::: DATASET ENTRIES

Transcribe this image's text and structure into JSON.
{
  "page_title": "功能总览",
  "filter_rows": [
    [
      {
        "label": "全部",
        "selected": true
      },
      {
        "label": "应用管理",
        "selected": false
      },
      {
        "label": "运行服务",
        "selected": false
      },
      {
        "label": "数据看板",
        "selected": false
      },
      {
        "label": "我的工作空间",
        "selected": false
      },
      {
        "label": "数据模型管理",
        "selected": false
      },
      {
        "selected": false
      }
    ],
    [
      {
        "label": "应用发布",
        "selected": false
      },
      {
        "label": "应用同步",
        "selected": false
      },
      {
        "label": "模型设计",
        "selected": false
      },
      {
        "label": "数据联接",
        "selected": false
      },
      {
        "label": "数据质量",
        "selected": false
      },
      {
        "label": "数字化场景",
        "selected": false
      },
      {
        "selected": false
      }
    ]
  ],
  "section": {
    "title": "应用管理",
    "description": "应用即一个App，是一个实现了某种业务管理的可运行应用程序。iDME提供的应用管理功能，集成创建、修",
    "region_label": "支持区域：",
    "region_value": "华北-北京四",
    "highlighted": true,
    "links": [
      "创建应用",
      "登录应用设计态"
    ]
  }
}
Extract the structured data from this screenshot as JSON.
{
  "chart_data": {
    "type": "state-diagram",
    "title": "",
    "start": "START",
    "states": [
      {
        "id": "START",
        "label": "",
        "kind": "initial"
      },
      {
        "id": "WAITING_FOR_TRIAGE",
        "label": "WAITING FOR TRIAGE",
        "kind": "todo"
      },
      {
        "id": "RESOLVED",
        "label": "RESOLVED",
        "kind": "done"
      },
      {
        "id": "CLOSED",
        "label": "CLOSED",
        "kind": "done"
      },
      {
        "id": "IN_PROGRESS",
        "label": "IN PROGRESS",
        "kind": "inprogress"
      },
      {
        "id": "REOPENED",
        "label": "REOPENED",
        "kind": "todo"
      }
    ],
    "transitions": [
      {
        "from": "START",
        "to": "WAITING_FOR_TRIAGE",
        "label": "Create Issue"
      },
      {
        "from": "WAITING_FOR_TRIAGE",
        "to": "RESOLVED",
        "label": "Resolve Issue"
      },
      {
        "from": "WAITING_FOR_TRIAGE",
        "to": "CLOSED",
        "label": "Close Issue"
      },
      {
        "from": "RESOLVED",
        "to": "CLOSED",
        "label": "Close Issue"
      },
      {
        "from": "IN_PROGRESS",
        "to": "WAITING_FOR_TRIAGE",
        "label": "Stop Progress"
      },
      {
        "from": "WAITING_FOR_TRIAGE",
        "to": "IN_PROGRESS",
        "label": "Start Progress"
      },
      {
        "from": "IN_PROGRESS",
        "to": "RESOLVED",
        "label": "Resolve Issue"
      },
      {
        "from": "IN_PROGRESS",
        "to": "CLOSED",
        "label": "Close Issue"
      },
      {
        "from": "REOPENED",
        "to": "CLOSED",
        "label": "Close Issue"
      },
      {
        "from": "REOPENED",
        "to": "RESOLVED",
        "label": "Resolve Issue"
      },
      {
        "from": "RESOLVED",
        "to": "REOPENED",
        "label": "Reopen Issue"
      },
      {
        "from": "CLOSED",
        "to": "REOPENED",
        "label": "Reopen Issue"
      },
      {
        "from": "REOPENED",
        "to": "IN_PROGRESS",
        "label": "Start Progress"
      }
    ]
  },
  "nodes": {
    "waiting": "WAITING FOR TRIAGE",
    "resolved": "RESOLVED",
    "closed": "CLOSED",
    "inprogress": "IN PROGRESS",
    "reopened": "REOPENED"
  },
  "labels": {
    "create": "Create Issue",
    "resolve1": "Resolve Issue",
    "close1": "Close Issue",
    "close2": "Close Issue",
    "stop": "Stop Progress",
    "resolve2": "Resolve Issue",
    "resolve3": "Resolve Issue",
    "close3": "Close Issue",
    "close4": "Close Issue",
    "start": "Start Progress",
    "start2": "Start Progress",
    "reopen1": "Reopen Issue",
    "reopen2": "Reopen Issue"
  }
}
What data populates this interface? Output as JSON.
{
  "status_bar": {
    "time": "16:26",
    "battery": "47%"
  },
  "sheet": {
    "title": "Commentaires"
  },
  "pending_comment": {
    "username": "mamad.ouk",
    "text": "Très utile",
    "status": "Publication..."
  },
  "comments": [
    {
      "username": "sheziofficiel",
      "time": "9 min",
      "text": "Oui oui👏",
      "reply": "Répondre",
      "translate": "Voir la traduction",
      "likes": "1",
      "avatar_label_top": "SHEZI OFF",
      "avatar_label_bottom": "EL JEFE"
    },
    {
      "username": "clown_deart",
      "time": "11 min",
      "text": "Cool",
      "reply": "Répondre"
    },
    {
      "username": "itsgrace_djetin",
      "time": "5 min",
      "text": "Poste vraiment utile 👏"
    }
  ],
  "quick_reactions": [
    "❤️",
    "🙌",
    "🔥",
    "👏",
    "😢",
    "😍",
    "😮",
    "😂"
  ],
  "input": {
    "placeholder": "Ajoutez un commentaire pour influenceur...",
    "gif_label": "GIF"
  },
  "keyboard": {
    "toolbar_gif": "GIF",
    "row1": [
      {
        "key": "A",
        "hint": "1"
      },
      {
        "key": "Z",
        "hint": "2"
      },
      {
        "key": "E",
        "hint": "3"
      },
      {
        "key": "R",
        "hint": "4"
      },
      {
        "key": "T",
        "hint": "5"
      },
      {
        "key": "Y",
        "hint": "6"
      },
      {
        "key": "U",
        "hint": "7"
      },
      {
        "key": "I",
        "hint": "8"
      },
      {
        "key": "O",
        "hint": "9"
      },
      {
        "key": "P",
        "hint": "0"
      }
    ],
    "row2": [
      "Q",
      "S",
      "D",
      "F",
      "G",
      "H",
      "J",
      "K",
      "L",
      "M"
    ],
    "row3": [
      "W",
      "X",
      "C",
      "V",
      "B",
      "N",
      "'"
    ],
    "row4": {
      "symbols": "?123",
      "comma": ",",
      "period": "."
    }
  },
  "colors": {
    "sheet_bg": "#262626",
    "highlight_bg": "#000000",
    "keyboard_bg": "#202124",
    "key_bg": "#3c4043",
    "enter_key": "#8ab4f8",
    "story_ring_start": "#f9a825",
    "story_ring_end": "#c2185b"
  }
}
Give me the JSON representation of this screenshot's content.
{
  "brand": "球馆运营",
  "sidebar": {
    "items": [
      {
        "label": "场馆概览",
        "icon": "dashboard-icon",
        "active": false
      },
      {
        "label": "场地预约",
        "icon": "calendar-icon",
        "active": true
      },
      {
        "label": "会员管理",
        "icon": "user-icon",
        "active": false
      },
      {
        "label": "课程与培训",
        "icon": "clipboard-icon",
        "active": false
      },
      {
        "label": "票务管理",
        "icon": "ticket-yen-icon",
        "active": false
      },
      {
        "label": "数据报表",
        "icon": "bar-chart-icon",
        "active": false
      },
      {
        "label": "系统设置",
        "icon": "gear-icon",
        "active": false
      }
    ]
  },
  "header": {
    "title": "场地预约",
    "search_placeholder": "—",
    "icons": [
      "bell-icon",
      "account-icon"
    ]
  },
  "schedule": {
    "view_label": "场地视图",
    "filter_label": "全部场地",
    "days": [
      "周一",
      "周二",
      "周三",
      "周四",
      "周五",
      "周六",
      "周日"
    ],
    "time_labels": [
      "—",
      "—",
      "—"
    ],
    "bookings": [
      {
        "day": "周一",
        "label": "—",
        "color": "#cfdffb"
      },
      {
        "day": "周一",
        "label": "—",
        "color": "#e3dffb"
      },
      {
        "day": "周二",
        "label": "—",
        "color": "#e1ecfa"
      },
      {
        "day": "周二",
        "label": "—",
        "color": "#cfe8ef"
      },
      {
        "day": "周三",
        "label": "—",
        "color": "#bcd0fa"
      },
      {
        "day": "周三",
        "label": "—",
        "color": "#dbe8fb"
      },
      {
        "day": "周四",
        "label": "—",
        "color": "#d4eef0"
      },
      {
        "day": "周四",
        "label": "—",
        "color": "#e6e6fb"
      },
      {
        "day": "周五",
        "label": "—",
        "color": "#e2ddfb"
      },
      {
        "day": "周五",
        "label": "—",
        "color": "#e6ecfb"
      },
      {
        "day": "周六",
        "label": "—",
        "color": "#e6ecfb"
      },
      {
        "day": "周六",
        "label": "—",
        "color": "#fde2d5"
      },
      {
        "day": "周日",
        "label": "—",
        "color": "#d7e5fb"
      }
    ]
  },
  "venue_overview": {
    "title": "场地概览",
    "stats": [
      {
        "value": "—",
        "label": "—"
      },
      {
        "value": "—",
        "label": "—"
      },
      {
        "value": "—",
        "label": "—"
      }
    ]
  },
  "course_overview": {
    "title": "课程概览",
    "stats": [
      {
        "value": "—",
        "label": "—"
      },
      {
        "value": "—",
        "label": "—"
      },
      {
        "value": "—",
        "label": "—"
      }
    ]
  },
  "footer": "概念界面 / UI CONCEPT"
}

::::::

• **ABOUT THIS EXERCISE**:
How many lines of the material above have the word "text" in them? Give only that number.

• **TASK RESPONSE**:
5